WHAT YOU SHOULD DO: Drop the pictures from the entries below, then reproduce the rest exactly.

RECORDS TO PROCESS:
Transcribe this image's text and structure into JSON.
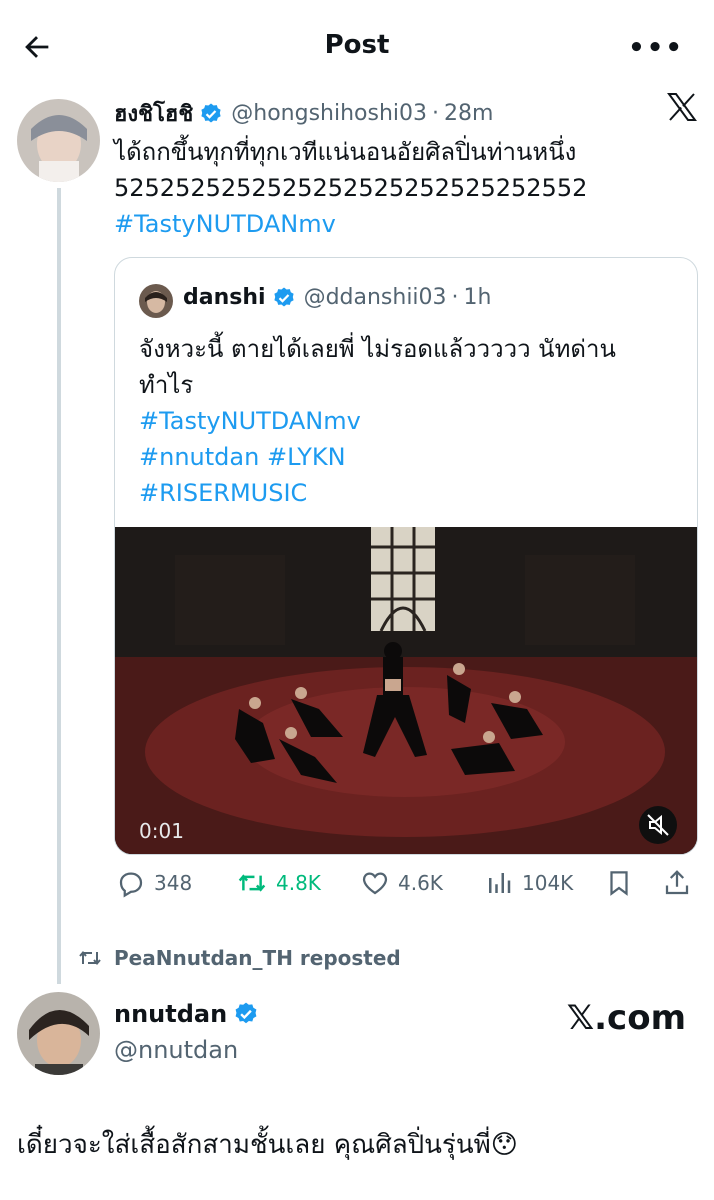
{
  "header": {
    "title": "Post"
  },
  "main_post": {
    "name": "ฮงชิโฮชิ",
    "handle": "@hongshihoshi03",
    "time": "28m",
    "text_line1": "ได้ถกขึ้นทุกที่ทุกเวทีแน่นอนอัยศิลปิ่นท่านหนึ่ง",
    "text_line2": "5252525252525252525252525252552",
    "hashtag": "#TastyNUTDANmv"
  },
  "quoted_post": {
    "name": "danshi",
    "handle": "@ddanshii03",
    "time": "1h",
    "text_line1": "จังหวะนี้ ตายได้เลยพี่ ไม่รอดแล้ววววว นัทด่าน",
    "text_line2": "ทำไร",
    "hashtag1": "#TastyNUTDANmv",
    "hashtag2": "#nnutdan",
    "hashtag3": "#LYKN",
    "hashtag4": "#RISERMUSIC",
    "video_time": "0:01"
  },
  "actions": {
    "replies": "348",
    "reposts": "4.8K",
    "likes": "4.6K",
    "views": "104K"
  },
  "repost_info": {
    "text": "PeaNnutdan_TH reposted"
  },
  "second_post": {
    "name": "nnutdan",
    "handle": "@nnutdan",
    "text": "เดี๋ยวจะใส่เสื้อสักสามชั้นเลย คุณศิลปิ่นรุ่นพี่😯"
  },
  "watermark": "𝕏.com",
  "colors": {
    "accent": "#1d9bf0",
    "repost_green": "#00ba7c",
    "muted": "#536471"
  }
}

YOUR SOLUTION:
Transcribe this image's text and structure into JSON.
{
  "header": {
    "title": "Post"
  },
  "main_post": {
    "name": "ฮงชิโฮชิ",
    "handle": "@hongshihoshi03",
    "time": "28m",
    "text_line1": "ได้ถกขึ้นทุกที่ทุกเวทีแน่นอนอัยศิลปิ่นท่านหนึ่ง",
    "text_line2": "5252525252525252525252525252552",
    "hashtag": "#TastyNUTDANmv"
  },
  "quoted_post": {
    "name": "danshi",
    "handle": "@ddanshii03",
    "time": "1h",
    "text_line1": "จังหวะนี้ ตายได้เลยพี่ ไม่รอดแล้ววววว นัทด่าน",
    "text_line2": "ทำไร",
    "hashtag1": "#TastyNUTDANmv",
    "hashtag2": "#nnutdan",
    "hashtag3": "#LYKN",
    "hashtag4": "#RISERMUSIC",
    "video_time": "0:01"
  },
  "actions": {
    "replies": "348",
    "reposts": "4.8K",
    "likes": "4.6K",
    "views": "104K"
  },
  "repost_info": {
    "text": "PeaNnutdan_TH reposted"
  },
  "second_post": {
    "name": "nnutdan",
    "handle": "@nnutdan",
    "text": "เดี๋ยวจะใส่เสื้อสักสามชั้นเลย คุณศิลปิ่นรุ่นพี่😯"
  },
  "watermark": "𝕏.com",
  "colors": {
    "accent": "#1d9bf0",
    "repost_green": "#00ba7c",
    "muted": "#536471"
  }
}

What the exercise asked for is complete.